DATASET RECORDS:
╭──
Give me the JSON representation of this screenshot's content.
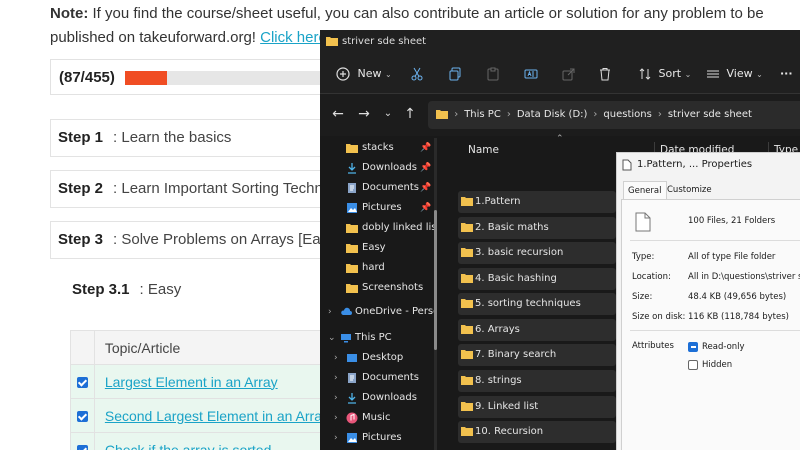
{
  "page": {
    "note_bold": "Note:",
    "note_text": " If you find the course/sheet useful, you can also contribute an article or solution for any problem to be published on takeuforward.org! ",
    "note_link": "Click here for more details",
    "note_end": ".",
    "progress": {
      "label": "(87/455)",
      "fraction": 0.191
    },
    "steps": [
      {
        "num": "Step 1",
        "title": ": Learn the basics"
      },
      {
        "num": "Step 2",
        "title": ": Learn Important Sorting Techniques"
      },
      {
        "num": "Step 3",
        "title": ": Solve Problems on Arrays [Easy -> Medium -> Hard]"
      }
    ],
    "substep": {
      "num": "Step 3.1",
      "title": ": Easy"
    },
    "table": {
      "header": "Topic/Article",
      "rows": [
        {
          "topic": "Largest Element in an Array",
          "done": true
        },
        {
          "topic": "Second Largest Element in an Array",
          "done": true
        },
        {
          "topic": "Check if the array is sorted",
          "done": true
        }
      ]
    }
  },
  "explorer": {
    "title": "striver sde sheet",
    "toolbar": {
      "new": "New",
      "sort": "Sort",
      "view": "View",
      "more": "···"
    },
    "address": [
      "This PC",
      "Data Disk (D:)",
      "questions",
      "striver sde sheet"
    ],
    "quick_access": [
      "stacks",
      "Downloads",
      "Documents",
      "Pictures",
      "dobly linked list",
      "Easy",
      "hard",
      "Screenshots"
    ],
    "onedrive": "OneDrive - Person",
    "this_pc": "This PC",
    "this_pc_items": [
      "Desktop",
      "Documents",
      "Downloads",
      "Music",
      "Pictures"
    ],
    "columns": {
      "name": "Name",
      "date": "Date modified",
      "type": "Type"
    },
    "folders": [
      "1.Pattern",
      "2. Basic maths",
      "3. basic recursion",
      "4. Basic hashing",
      "5. sorting techniques",
      "6. Arrays",
      "7. Binary search",
      "8. strings",
      "9. Linked list",
      "10. Recursion"
    ]
  },
  "properties": {
    "title": "1.Pattern, ... Properties",
    "tabs": [
      "General",
      "Customize"
    ],
    "summary": "100 Files, 21 Folders",
    "rows": [
      {
        "label": "Type:",
        "value": "All of type File folder"
      },
      {
        "label": "Location:",
        "value": "All in D:\\questions\\striver sde sheet"
      },
      {
        "label": "Size:",
        "value": "48.4 KB (49,656 bytes)"
      },
      {
        "label": "Size on disk:",
        "value": "116 KB (118,784 bytes)"
      }
    ],
    "attributes_label": "Attributes",
    "readonly_label": "Read-only",
    "hidden_label": "Hidden"
  },
  "colors": {
    "accent": "#f04d23",
    "link": "#1aa3c7",
    "folder": "#f2c14e",
    "dark_bg": "#191919"
  }
}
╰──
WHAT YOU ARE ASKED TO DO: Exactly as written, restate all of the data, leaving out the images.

OUTPUT:
Give me the JSON representation of this screenshot's content.
{
  "page": {
    "note_bold": "Note:",
    "note_text": " If you find the course/sheet useful, you can also contribute an article or solution for any problem to be published on takeuforward.org! ",
    "note_link": "Click here for more details",
    "note_end": ".",
    "progress": {
      "label": "(87/455)",
      "fraction": 0.191
    },
    "steps": [
      {
        "num": "Step 1",
        "title": ": Learn the basics"
      },
      {
        "num": "Step 2",
        "title": ": Learn Important Sorting Techniques"
      },
      {
        "num": "Step 3",
        "title": ": Solve Problems on Arrays [Easy -> Medium -> Hard]"
      }
    ],
    "substep": {
      "num": "Step 3.1",
      "title": ": Easy"
    },
    "table": {
      "header": "Topic/Article",
      "rows": [
        {
          "topic": "Largest Element in an Array",
          "done": true
        },
        {
          "topic": "Second Largest Element in an Array",
          "done": true
        },
        {
          "topic": "Check if the array is sorted",
          "done": true
        }
      ]
    }
  },
  "explorer": {
    "title": "striver sde sheet",
    "toolbar": {
      "new": "New",
      "sort": "Sort",
      "view": "View",
      "more": "···"
    },
    "address": [
      "This PC",
      "Data Disk (D:)",
      "questions",
      "striver sde sheet"
    ],
    "quick_access": [
      "stacks",
      "Downloads",
      "Documents",
      "Pictures",
      "dobly linked list",
      "Easy",
      "hard",
      "Screenshots"
    ],
    "onedrive": "OneDrive - Person",
    "this_pc": "This PC",
    "this_pc_items": [
      "Desktop",
      "Documents",
      "Downloads",
      "Music",
      "Pictures"
    ],
    "columns": {
      "name": "Name",
      "date": "Date modified",
      "type": "Type"
    },
    "folders": [
      "1.Pattern",
      "2. Basic maths",
      "3. basic recursion",
      "4. Basic hashing",
      "5. sorting techniques",
      "6. Arrays",
      "7. Binary search",
      "8. strings",
      "9. Linked list",
      "10. Recursion"
    ]
  },
  "properties": {
    "title": "1.Pattern, ... Properties",
    "tabs": [
      "General",
      "Customize"
    ],
    "summary": "100 Files, 21 Folders",
    "rows": [
      {
        "label": "Type:",
        "value": "All of type File folder"
      },
      {
        "label": "Location:",
        "value": "All in D:\\questions\\striver sde sheet"
      },
      {
        "label": "Size:",
        "value": "48.4 KB (49,656 bytes)"
      },
      {
        "label": "Size on disk:",
        "value": "116 KB (118,784 bytes)"
      }
    ],
    "attributes_label": "Attributes",
    "readonly_label": "Read-only",
    "hidden_label": "Hidden"
  },
  "colors": {
    "accent": "#f04d23",
    "link": "#1aa3c7",
    "folder": "#f2c14e",
    "dark_bg": "#191919"
  }
}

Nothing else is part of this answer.